US Court Approves Detroit's Plan to Exit Bankruptcy
US court approves Detroit's plan to exit bankruptcy. Reuters

The city of Detroit has secured US Bankruptcy Court approval to restructure its $18bn in debt and obligations and exit Chapter 9 bankruptcy.

Federal Bankruptcy Judge Steven Rhodes confirmed on 7 November the insolvent city's proposal to slash about $7bn (£4.4bn, €5.6bn) of the $18bn in debt and obligations and invest $1.7bn into improvements, finding it both viable to implement and fair to creditors.

Judge Rhodes also approved the city's exit financing with Barclays.

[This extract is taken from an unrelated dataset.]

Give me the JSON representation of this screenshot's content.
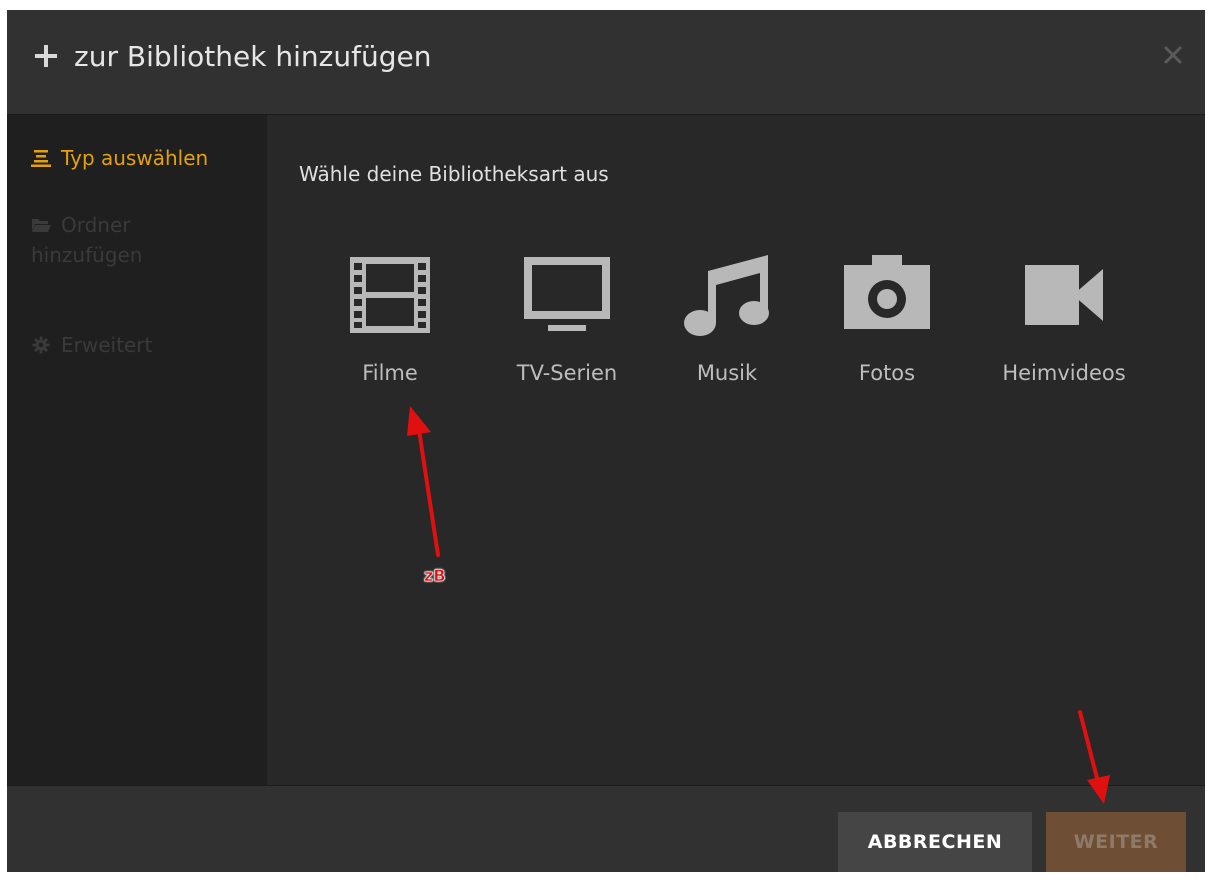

The ruling ensures that the Detroit Institute of Arts' (DIA) impressive multi-billion dollar art collection is safe from creditors and that no art work will have to be sold to repay debt.

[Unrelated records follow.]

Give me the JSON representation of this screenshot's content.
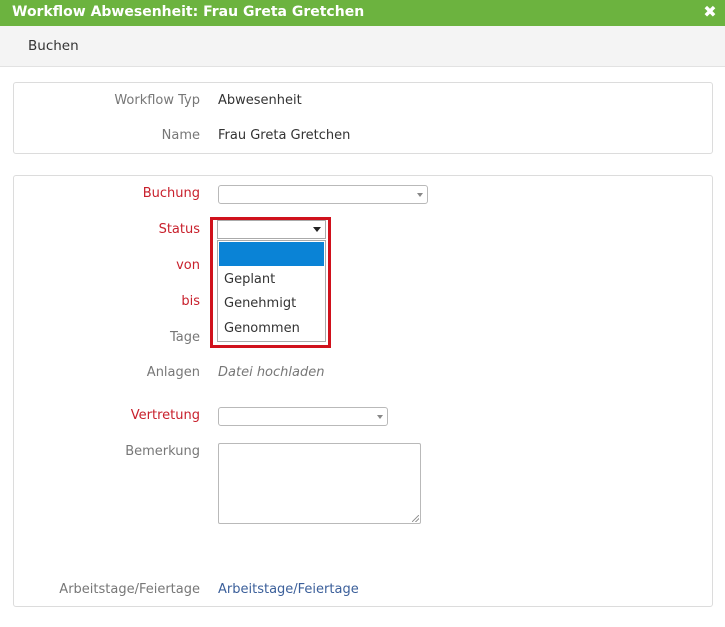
{
  "window": {
    "title": "Workflow Abwesenheit: Frau Greta Gretchen",
    "close_icon": "close-icon"
  },
  "toolbar": {
    "buchen_label": "Buchen"
  },
  "info": {
    "workflow_typ_label": "Workflow Typ",
    "workflow_typ_value": "Abwesenheit",
    "name_label": "Name",
    "name_value": "Frau Greta Gretchen"
  },
  "form": {
    "buchung_label": "Buchung",
    "status_label": "Status",
    "von_label": "von",
    "bis_label": "bis",
    "tage_label": "Tage",
    "anlagen_label": "Anlagen",
    "anlagen_value": "Datei hochladen",
    "vertretung_label": "Vertretung",
    "bemerkung_label": "Bemerkung",
    "arbeitstage_label": "Arbeitstage/Feiertage",
    "arbeitstage_link": "Arbeitstage/Feiertage"
  },
  "status_dropdown": {
    "selected": "",
    "options": [
      "",
      "Geplant",
      "Genehmigt",
      "Genommen"
    ]
  },
  "colors": {
    "title_bar": "#6cb33f",
    "required_label": "#c8202c",
    "highlight": "#d0111c",
    "option_selected": "#0a83d6",
    "link": "#3b5f9a"
  }
}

A so-called "grand bargain" taps in to $816m from foundations, the DIA and the state of Michigan to ease pension cuts and protect the city's art collection.

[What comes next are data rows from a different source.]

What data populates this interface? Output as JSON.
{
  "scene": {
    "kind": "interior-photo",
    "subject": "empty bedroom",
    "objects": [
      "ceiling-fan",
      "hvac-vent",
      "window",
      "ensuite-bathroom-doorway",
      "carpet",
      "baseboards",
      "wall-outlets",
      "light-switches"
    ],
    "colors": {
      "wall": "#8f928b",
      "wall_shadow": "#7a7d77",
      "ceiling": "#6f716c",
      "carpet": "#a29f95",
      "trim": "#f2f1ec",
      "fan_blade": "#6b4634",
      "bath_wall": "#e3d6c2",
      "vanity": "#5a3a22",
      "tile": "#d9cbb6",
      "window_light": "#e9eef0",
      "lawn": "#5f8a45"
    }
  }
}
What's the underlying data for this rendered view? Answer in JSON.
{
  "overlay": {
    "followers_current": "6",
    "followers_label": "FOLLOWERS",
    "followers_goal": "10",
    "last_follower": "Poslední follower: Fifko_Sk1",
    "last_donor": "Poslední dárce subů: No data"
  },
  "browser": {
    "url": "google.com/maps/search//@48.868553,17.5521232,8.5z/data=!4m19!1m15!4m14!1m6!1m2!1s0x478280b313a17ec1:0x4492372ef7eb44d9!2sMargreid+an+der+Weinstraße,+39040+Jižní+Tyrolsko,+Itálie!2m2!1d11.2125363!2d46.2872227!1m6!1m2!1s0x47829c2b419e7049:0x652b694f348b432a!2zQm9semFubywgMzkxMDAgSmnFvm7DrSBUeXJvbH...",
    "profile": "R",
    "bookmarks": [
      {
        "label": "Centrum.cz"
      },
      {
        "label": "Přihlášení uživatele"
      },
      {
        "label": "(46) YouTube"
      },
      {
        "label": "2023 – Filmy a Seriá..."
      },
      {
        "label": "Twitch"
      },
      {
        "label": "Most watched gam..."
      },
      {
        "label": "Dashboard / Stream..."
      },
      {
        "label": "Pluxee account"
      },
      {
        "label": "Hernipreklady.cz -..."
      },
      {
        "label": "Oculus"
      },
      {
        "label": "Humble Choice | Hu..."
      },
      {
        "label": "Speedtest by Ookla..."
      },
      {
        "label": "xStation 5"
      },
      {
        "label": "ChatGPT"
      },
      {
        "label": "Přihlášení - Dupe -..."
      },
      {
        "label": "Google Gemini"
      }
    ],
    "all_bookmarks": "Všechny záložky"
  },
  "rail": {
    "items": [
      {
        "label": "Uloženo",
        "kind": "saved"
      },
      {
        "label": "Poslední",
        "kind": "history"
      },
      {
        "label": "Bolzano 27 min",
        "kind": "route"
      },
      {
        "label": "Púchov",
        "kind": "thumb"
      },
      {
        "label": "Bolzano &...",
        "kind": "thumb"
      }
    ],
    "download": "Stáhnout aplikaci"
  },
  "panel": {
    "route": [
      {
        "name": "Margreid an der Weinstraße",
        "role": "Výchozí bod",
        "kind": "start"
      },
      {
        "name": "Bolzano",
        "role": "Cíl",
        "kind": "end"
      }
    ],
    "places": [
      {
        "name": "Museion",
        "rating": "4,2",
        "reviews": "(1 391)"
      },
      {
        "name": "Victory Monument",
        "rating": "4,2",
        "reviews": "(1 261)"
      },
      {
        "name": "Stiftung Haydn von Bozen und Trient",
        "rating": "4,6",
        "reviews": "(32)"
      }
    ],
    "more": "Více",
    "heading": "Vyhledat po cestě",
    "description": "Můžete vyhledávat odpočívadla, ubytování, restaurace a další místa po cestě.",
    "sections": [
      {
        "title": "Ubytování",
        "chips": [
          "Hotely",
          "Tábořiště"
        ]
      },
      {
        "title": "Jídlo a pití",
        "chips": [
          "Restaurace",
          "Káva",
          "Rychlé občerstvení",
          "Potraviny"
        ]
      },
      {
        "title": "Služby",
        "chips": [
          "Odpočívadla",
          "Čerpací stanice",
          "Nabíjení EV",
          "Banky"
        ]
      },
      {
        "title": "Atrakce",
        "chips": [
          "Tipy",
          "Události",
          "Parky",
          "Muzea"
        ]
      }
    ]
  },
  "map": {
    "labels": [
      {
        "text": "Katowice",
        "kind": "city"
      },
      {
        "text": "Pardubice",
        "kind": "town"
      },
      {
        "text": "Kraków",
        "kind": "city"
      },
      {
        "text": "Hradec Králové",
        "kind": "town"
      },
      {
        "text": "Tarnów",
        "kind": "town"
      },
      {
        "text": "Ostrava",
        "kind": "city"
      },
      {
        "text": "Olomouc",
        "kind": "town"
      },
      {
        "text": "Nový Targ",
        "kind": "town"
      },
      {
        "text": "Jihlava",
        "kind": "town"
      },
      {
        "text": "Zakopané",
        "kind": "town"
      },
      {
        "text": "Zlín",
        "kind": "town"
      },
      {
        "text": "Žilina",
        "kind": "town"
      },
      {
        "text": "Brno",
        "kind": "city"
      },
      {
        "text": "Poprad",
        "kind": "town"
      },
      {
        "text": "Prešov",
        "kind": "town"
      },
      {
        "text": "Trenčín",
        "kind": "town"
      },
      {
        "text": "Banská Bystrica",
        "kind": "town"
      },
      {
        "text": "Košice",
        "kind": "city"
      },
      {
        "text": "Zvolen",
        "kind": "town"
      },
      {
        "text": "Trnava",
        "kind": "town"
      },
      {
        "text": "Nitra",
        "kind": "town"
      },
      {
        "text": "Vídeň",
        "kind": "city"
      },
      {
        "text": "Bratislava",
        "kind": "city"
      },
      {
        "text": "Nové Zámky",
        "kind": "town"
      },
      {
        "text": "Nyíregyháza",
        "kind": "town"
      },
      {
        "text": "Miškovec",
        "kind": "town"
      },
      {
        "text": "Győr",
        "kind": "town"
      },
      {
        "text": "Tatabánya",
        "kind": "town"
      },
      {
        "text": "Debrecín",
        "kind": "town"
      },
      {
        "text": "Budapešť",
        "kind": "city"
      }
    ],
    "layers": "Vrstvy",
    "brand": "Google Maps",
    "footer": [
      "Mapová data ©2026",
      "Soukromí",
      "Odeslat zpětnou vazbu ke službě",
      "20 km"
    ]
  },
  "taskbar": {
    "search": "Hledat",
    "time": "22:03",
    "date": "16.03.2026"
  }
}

Mayor Mike Duggan, tasked with executing the plan, will probably begin by upgrading the city's outdated computer systems and getting rid of its blighted buildings.

Rhodes said in the ruling he read from the bench: "The record demonstrates that the City has worked honestly, diligently, and tirelessly to accomplish precisely the remedy that the bankruptcy code establishes for municipalities—the necessary adjustment of the City's debt. The record also demonstrates that the City is committed to maintaining its debt at a level that it can manage in the long-term."

"A large number of you told me that you were angry that your City was taken away from you and put into bankruptcy... I urge you now not to forget your anger. Your enduring and collective memory of what happened here, and your memory of your anger about it, will be exactly what will prevent this from ever happening again. It must never happen again..."

"We have used the phrase, the grand bargain, to describe the group of agreements that will fix the City's pension problem. That description is entirely fitting... It is now time to restore democracy to the people of the City of Detroit."

The DIA said in a statement: "As part of the Grand Bargain, the DIA and its supporters will contribute $100m to help fund Detroit pension obligations, and is very close to achieving that goal.

"The DIA's first payment in support of pensions is ready for transfer to the Fund for Detroit's Future at the Community Foundation for Southeast Michigan..."